This pandemic economy is getting quirkier by the minute. State mandates change daily and we have little idea whether or how the Senate will continue to open the Treasury’s wallet so freely. There may be a national wave of evictions and foreclosures or, well, not. But, in the meantime, boat dealer inventories are scarce1, pet stores are picked through and Heaven help you if you need a plumber or do any home renovation. Real estate in most areas of the country is humming right along, fueled by low interest rates and being shut in for months. A musician I know tells me music store sales are booming. Playing an instrument is something you can do without risking your health.
This is where any responsible financial coach would tell you to rein in spending. Consider yourself told. Though I’m relieved the government has been responsive and proactive to avoid complete economic mayhem, there’s still plenty of opportunity for another crash. But now that I’ve made my obligatory speech, if that’s not your thing, at least be selective with your spending. The same principles of supply and demand that govern stock prices also govern installing sprinkler systems. If an irrigation company has a two-month backlog of work, you won’t be getting a bargain quote if you’re in a rush to get a sprinkler system now.
Those same principles apply to stocks. Home Depot was recently trading close to its 52-week high. The same is true of Lowes, Netflix, Apple, PayPal and Amazon. Now, I’m not saying the sales of those companies will collapse once the pandemic lifts. They’re all fine companies, and there’s even some evidence2 that rising stocks have a (slight) tendency to rise more.
There’s a Greek myth about Icarus, a boy who sought to escape Crete on wings made of feathers and wax. He fell after flying too close to the sun. The pandemic driven sales of these hot stocks seem unsustainable, like the wax on Icarus’ wings.
I don’t want stocks poised to fall to Earth like Icarus. What I’m looking for are the opossum stocks, the ones that are playing dead these days. The market’s attention will shift once more people book cruises, buy cars and hit shopping malls in search of new work clothes (mine seem to have shrunk a little bit over the past two months).
This is a great time to first, examine our portfolios to see if they’re too tied to the past and, second, look for investments that may be beaten down but are poised for a recovery whenever it happens. This won’t be--and it never has been--easy. We can’t buy every stock that’s at a 52-week low. We have to be selective. Some companies may take years to recover, if they can recover at all. So, look at the balance sheet to get some idea about the company’s resources. For companies with little revenue, I might look at their cash burn rates and evaluate how long they have until they run out of cash. If it’s not long, that company’s not for me. But there’s got to be a few opossums out there waiting for when the economy pivots.
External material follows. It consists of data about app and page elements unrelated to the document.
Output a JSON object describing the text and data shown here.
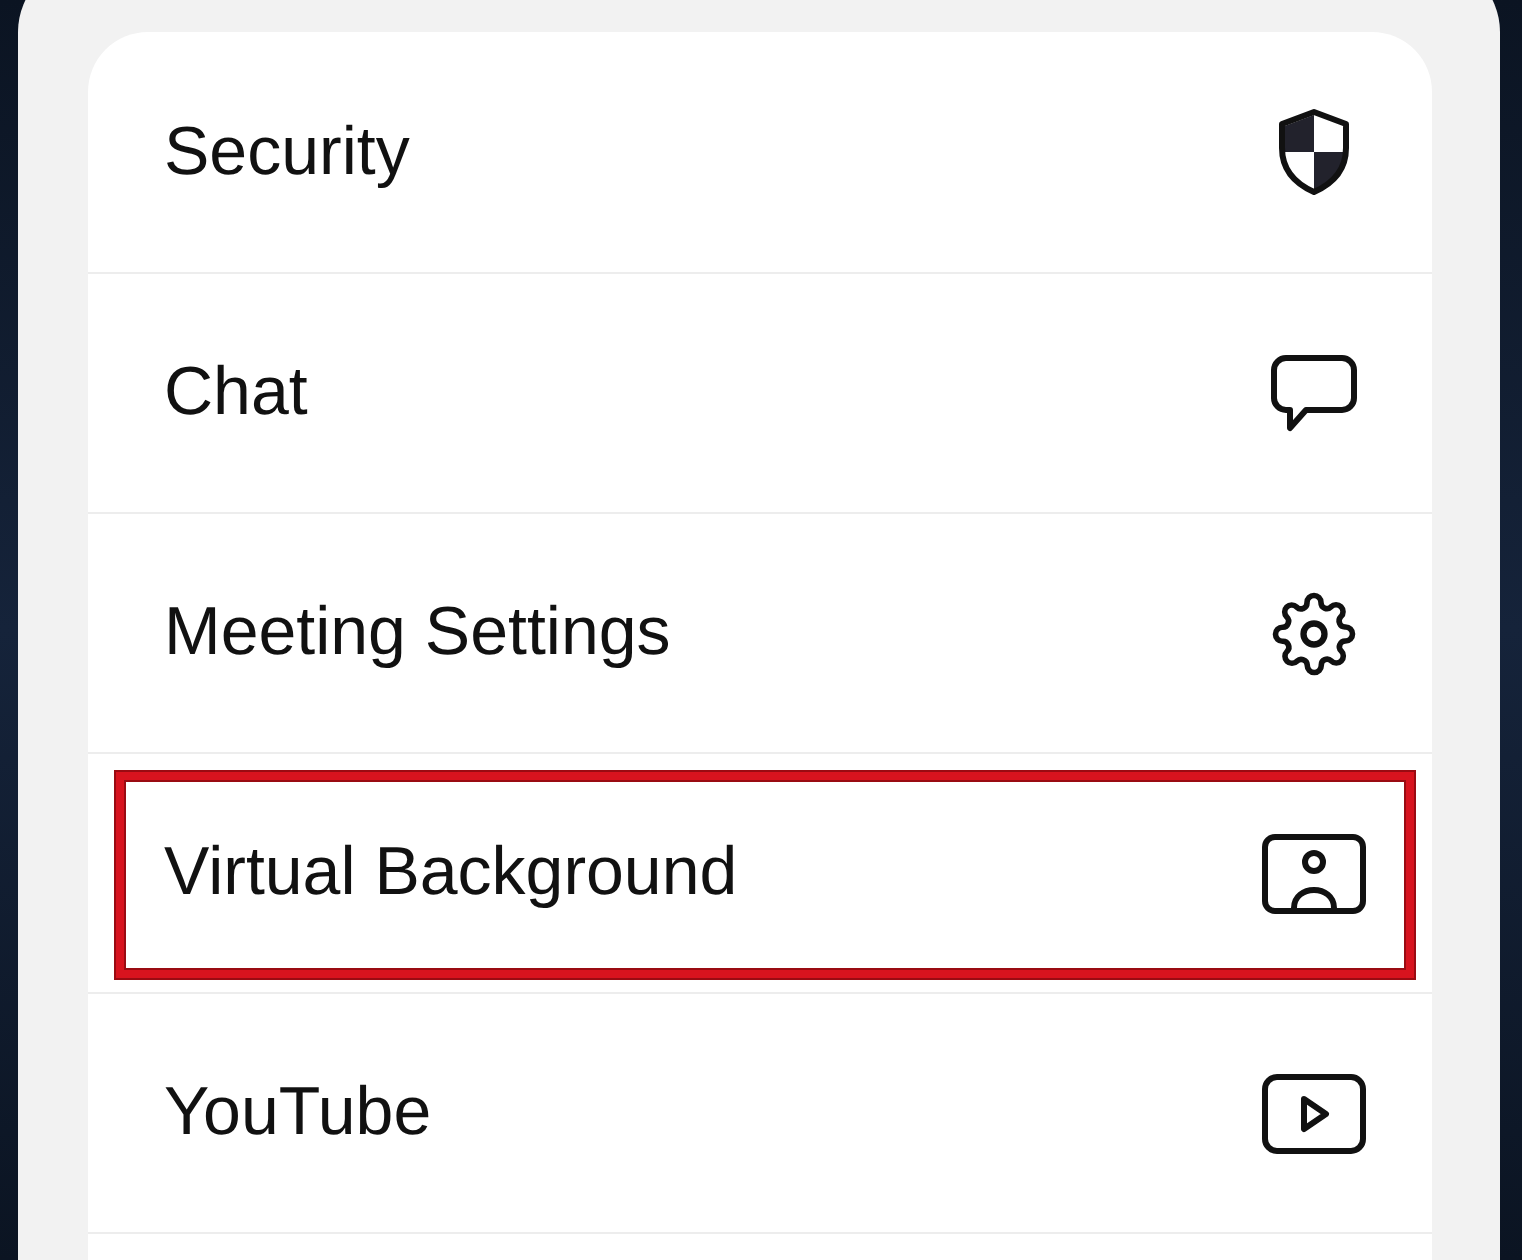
{
  "items": [
    {
      "label": "Security",
      "highlighted": false
    },
    {
      "label": "Chat",
      "highlighted": false
    },
    {
      "label": "Meeting Settings",
      "highlighted": false
    },
    {
      "label": "Virtual Background",
      "highlighted": true
    },
    {
      "label": "YouTube",
      "highlighted": false
    }
  ]
}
Evan R. Guido is the Founder of Aksala Wealth Advisors LLC, a 2018 Forbes Next-Gen Advisors List Member, and Financial Professional at Avantax Investment ServicesSM. Evan heads a team of retirement transition strategists for clients who consider themselves the “Millionaire Next Door.” He can be reached at 941-500-5122 or email@example.com. Read more of his insights at https://finance.heraldtribune.com/category/ask-guido/. Securities offered through Avantax Investment ServicesSM, Member FINRA, SIPC. Investment advisory services offered through Avantax Advisory ServicesSM, Insurance services offered through an Avantax affiliated insurance agency. 8225 Natures Way Suite 119, Lakewood Ranch, FL 34202. The views and opinions presented in this article are those of Evan R. Guido and not of Avantax Wealth ManagementSM or its subsidiaries.